Trains vs Planes: Carbon Emissions Split in Figures
With the recent Global Climate Strike Week that saw six million people participating in climate crisis protests all over the world, the International Currency Exchange (ICE) has published some up-to-date figures on the trains vs planes carbon emissions split, as well as a few tips on how to travel more sustainably.
According to ICE’s head of UK Louis Bridger, today’s tourism industry – where virtually the entire globe has become within reach of travellers – creates knock-on effects and pressure on the sustainability of our planet and its local communities and environments.
“It is important that we are all made more aware of the impacts our lifestyles have on the planet and holidays shouldn’t be the exception,” he says.
Bridger singles out air travel as one of the fastest growing problems in this respect, and points to the growing ‘flygskam’ or the No-Fly movement as evidence of an increasing interest in alternative ways of travelling, in particular train travel. With a recent The Guardian article citing a UK Department for Transport survey that reveals only 1% of English residents are responsible for nearly a fifth of all overseas flights, there are growing calls for a frequent flyer levy.
“Travelling abroad doesn’t have to literally cost us the earth, there are ways to approach tourism in a more sustainable and conscious way, which doesn’t mean we have to stop travelling altogether,” Bridger says.
According to a European Environment Agency (EEA) graph, planes can be 20 times worse than trains per transport kilometre, and opting to take the train instead of a plane is one of the most effective ways for travellers to reduce their carbon footprint.
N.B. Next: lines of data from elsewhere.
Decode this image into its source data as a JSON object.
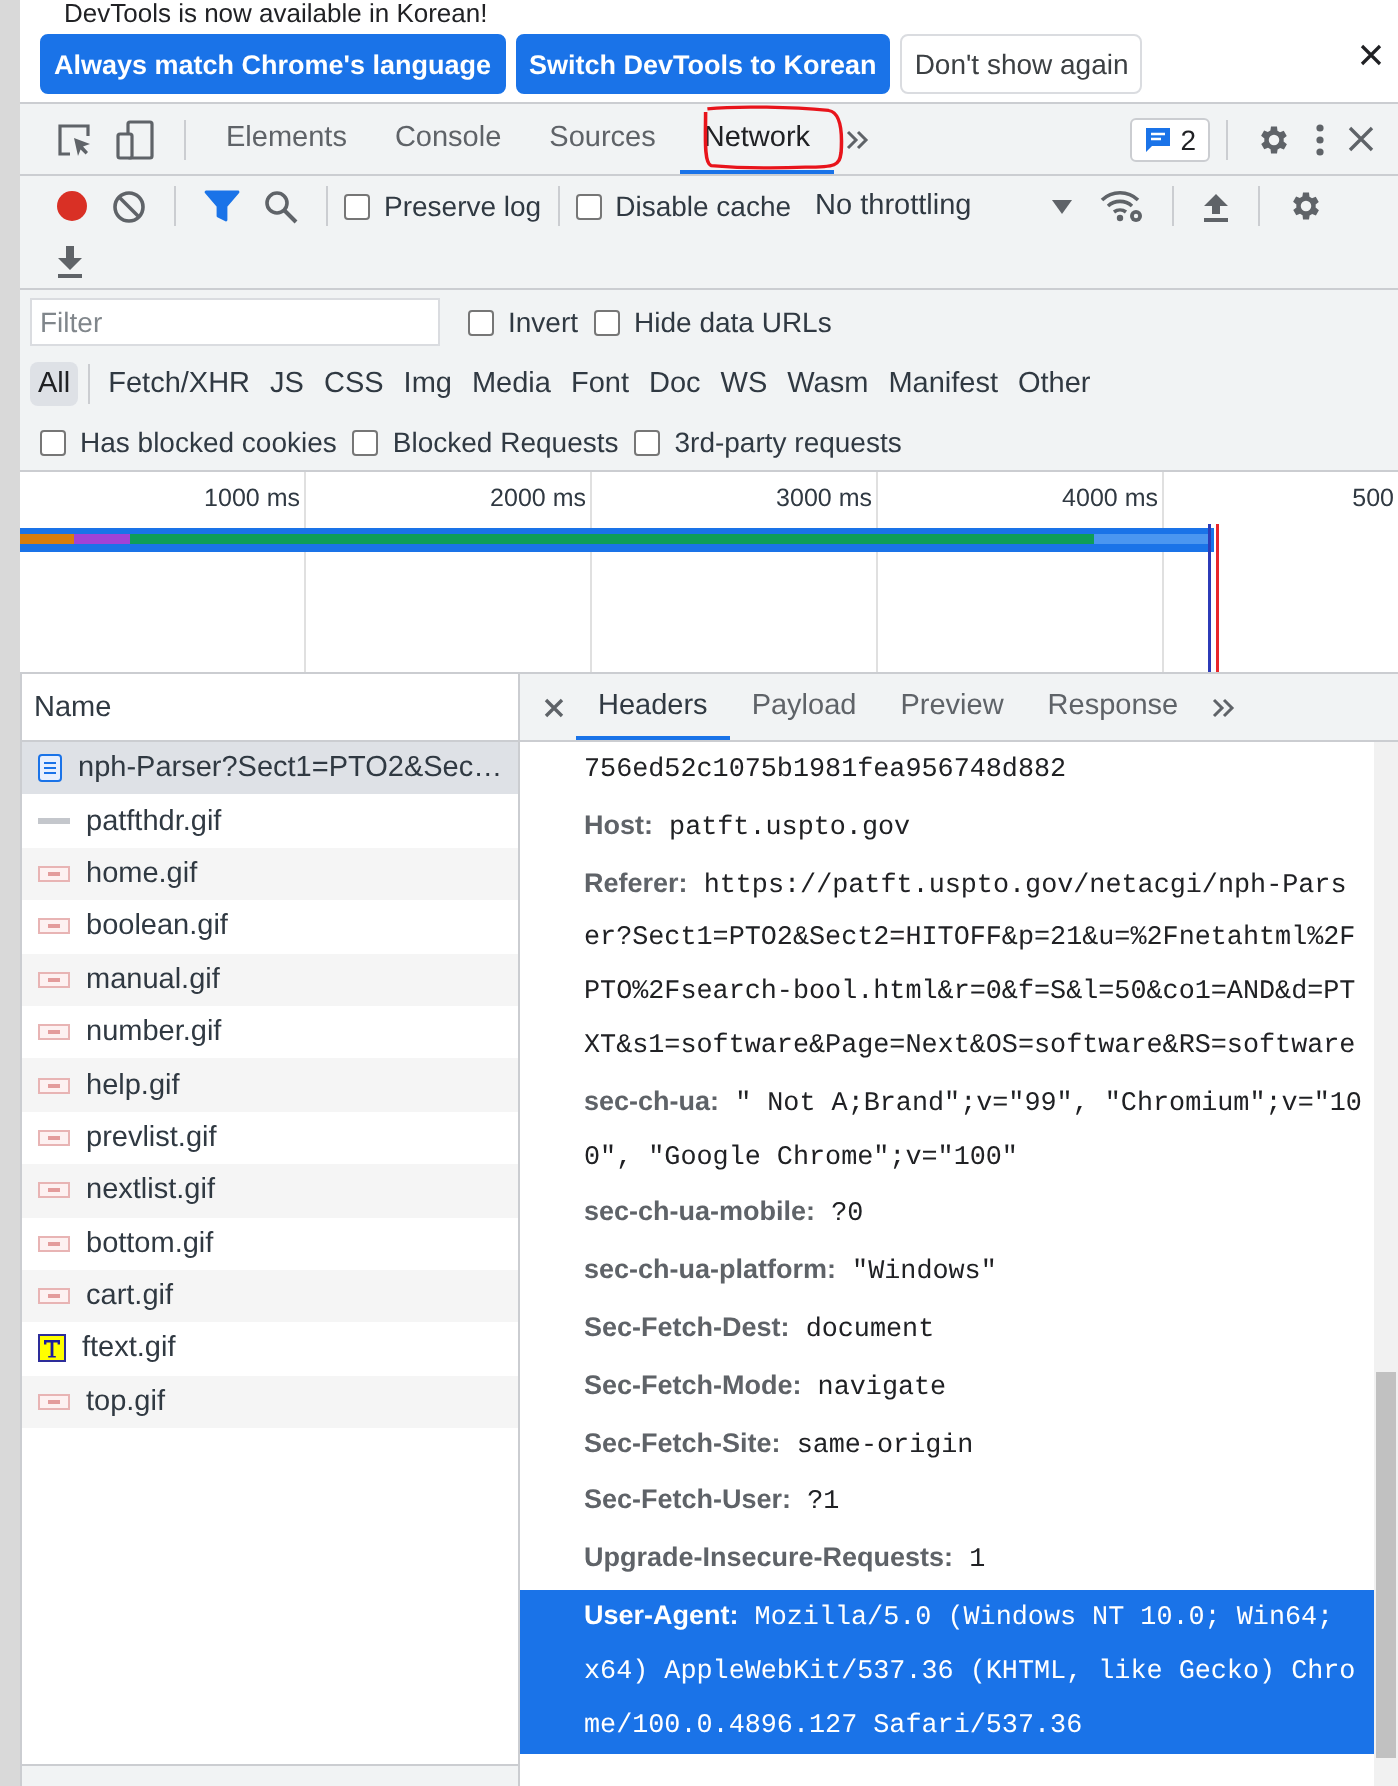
{
  "banner": {
    "title": "DevTools is now available in Korean!",
    "buttons": [
      {
        "label": "Always match Chrome's language",
        "kind": "primary"
      },
      {
        "label": "Switch DevTools to Korean",
        "kind": "primary"
      },
      {
        "label": "Don't show again",
        "kind": "plain"
      }
    ]
  },
  "panel_tabs": [
    {
      "label": "Elements",
      "selected": false
    },
    {
      "label": "Console",
      "selected": false
    },
    {
      "label": "Sources",
      "selected": false
    },
    {
      "label": "Network",
      "selected": true
    }
  ],
  "issues_badge": "2",
  "toolbar": {
    "recording": true,
    "filter_active": true,
    "preserve_log": {
      "label": "Preserve log",
      "checked": false
    },
    "disable_cache": {
      "label": "Disable cache",
      "checked": false
    },
    "throttling": "No throttling"
  },
  "filter": {
    "placeholder": "Filter",
    "invert": {
      "label": "Invert",
      "checked": false
    },
    "hide_data_urls": {
      "label": "Hide data URLs",
      "checked": false
    }
  },
  "type_filters": [
    {
      "label": "All",
      "selected": true
    },
    {
      "label": "Fetch/XHR",
      "selected": false
    },
    {
      "label": "JS",
      "selected": false
    },
    {
      "label": "CSS",
      "selected": false
    },
    {
      "label": "Img",
      "selected": false
    },
    {
      "label": "Media",
      "selected": false
    },
    {
      "label": "Font",
      "selected": false
    },
    {
      "label": "Doc",
      "selected": false
    },
    {
      "label": "WS",
      "selected": false
    },
    {
      "label": "Wasm",
      "selected": false
    },
    {
      "label": "Manifest",
      "selected": false
    },
    {
      "label": "Other",
      "selected": false
    }
  ],
  "more_filters": [
    {
      "label": "Has blocked cookies",
      "checked": false
    },
    {
      "label": "Blocked Requests",
      "checked": false
    },
    {
      "label": "3rd-party requests",
      "checked": false
    }
  ],
  "overview": {
    "ticks": [
      "1000 ms",
      "2000 ms",
      "3000 ms",
      "4000 ms",
      "500"
    ]
  },
  "requests": {
    "column": "Name",
    "rows": [
      {
        "name": "nph-Parser?Sect1=PTO2&Sec…",
        "kind": "document",
        "selected": true
      },
      {
        "name": "patfthdr.gif",
        "kind": "blank",
        "selected": false
      },
      {
        "name": "home.gif",
        "kind": "image",
        "selected": false
      },
      {
        "name": "boolean.gif",
        "kind": "image",
        "selected": false
      },
      {
        "name": "manual.gif",
        "kind": "image",
        "selected": false
      },
      {
        "name": "number.gif",
        "kind": "image",
        "selected": false
      },
      {
        "name": "help.gif",
        "kind": "image",
        "selected": false
      },
      {
        "name": "prevlist.gif",
        "kind": "image",
        "selected": false
      },
      {
        "name": "nextlist.gif",
        "kind": "image",
        "selected": false
      },
      {
        "name": "bottom.gif",
        "kind": "image",
        "selected": false
      },
      {
        "name": "cart.gif",
        "kind": "image",
        "selected": false
      },
      {
        "name": "ftext.gif",
        "kind": "letter",
        "selected": false
      },
      {
        "name": "top.gif",
        "kind": "image",
        "selected": false
      }
    ]
  },
  "details": {
    "tabs": [
      {
        "label": "Headers",
        "selected": true
      },
      {
        "label": "Payload",
        "selected": false
      },
      {
        "label": "Preview",
        "selected": false
      },
      {
        "label": "Response",
        "selected": false
      }
    ],
    "headers": [
      {
        "text": "756ed52c1075b1981fea956748d882",
        "selected": false
      },
      {
        "text": "**Host:** patft.uspto.gov",
        "selected": false
      },
      {
        "text": "**Referer:** https://patft.uspto.gov/netacgi/nph-Parser?Sect1=PTO2&Sect2=HITOFF&p=21&u=%2Fnetahtml%2FPTO%2Fsearch-bool.html&r=0&f=S&l=50&co1=AND&d=PTXT&s1=software&Page=Next&OS=software&RS=software",
        "selected": false
      },
      {
        "text": "**sec-ch-ua:** \" Not A;Brand\";v=\"99\", \"Chromium\";v=\"100\", \"Google Chrome\";v=\"100\"",
        "selected": false
      },
      {
        "text": "**sec-ch-ua-mobile:** ?0",
        "selected": false
      },
      {
        "text": "**sec-ch-ua-platform:** \"Windows\"",
        "selected": false
      },
      {
        "text": "**Sec-Fetch-Dest:** document",
        "selected": false
      },
      {
        "text": "**Sec-Fetch-Mode:** navigate",
        "selected": false
      },
      {
        "text": "**Sec-Fetch-Site:** same-origin",
        "selected": false
      },
      {
        "text": "**Sec-Fetch-User:** ?1",
        "selected": false
      },
      {
        "text": "**Upgrade-Insecure-Requests:** 1",
        "selected": false
      },
      {
        "text": "**User-Agent:** Mozilla/5.0 (Windows NT 10.0; Win64; x64) AppleWebKit/537.36 (KHTML, like Gecko) Chrome/100.0.4896.127 Safari/537.36",
        "selected": true
      }
    ]
  }
}
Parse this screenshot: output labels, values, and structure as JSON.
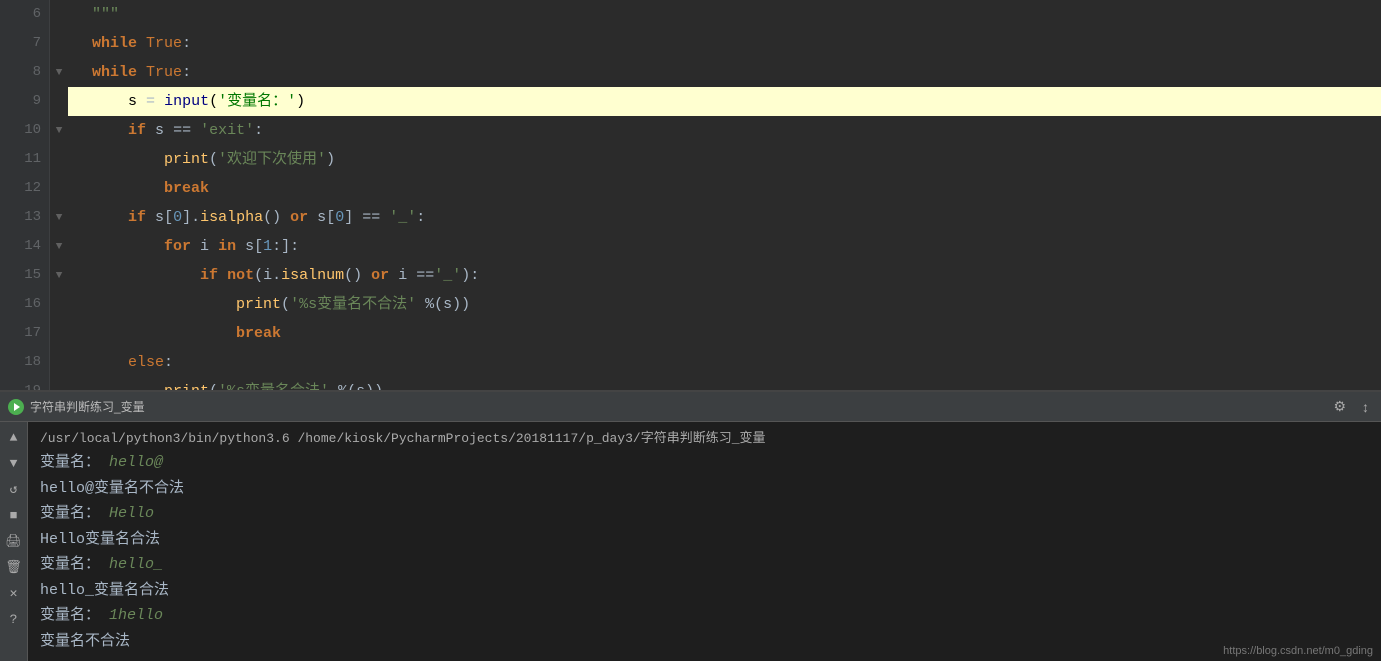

However, calculating the most environmentally friendly way of travelling can also be quite complex, depending on your destination. Read our article on Climate change and Tourism: Plane, Car, Train or Boat? for a more detailed analysis.
Some trains vs planes carbon emissions examples(*) quoted by ICE:
|Carbon dioxide (kilograms)|
|Journey (one way)||Plane||Train||% difference|
|London to Paris||122.1||14.9||82%|
|London to Amsterdam||124.7||15.8||120%|
|London to Prague||260.8||47.9||90%|
|London to Copenhagen||157.7||43.2||110%|
Planes vs Trains: ICE’s tips for more eco-friendly travel:
1. Explore destinations closer to home
With the abundance of cheap flights promoted by the airlines industry, travellers tend to overlook equally exciting holiday destinations closer to home. Reducing your air miles to a minimum not only helps you cut your carbon footprint but can also reduce travel costs. Examples cited by ICE include a long weekend in a Eurostar destination such as Belgium, and a day trip to Dublin.
2. Explore alternative options for transport
When planning to book a short haul or internal flight, consider taking instead a bus or train which significantly reduces your carbon footprint – not to mention the stress of having to check in and out of airports.
3. Avoid taking indirect flights
With most of a plane’s carbon emissions produced during take-off and landing, a non-stop flight is less polluting than flights with stop-overs.
4. Travel light
The more weight a plane has to transport, the more carbon emissions it produces, so travel light.
5. Consume local
When eating and drinking, opt for local, non-imported ingredients. It not only helps you being kinder to the environment, trying out locally brewed beer or discovering local food is also a key part of your travel experience – and will probably taste better too.
*calculations made on 20 September 2019 on Eco Passenger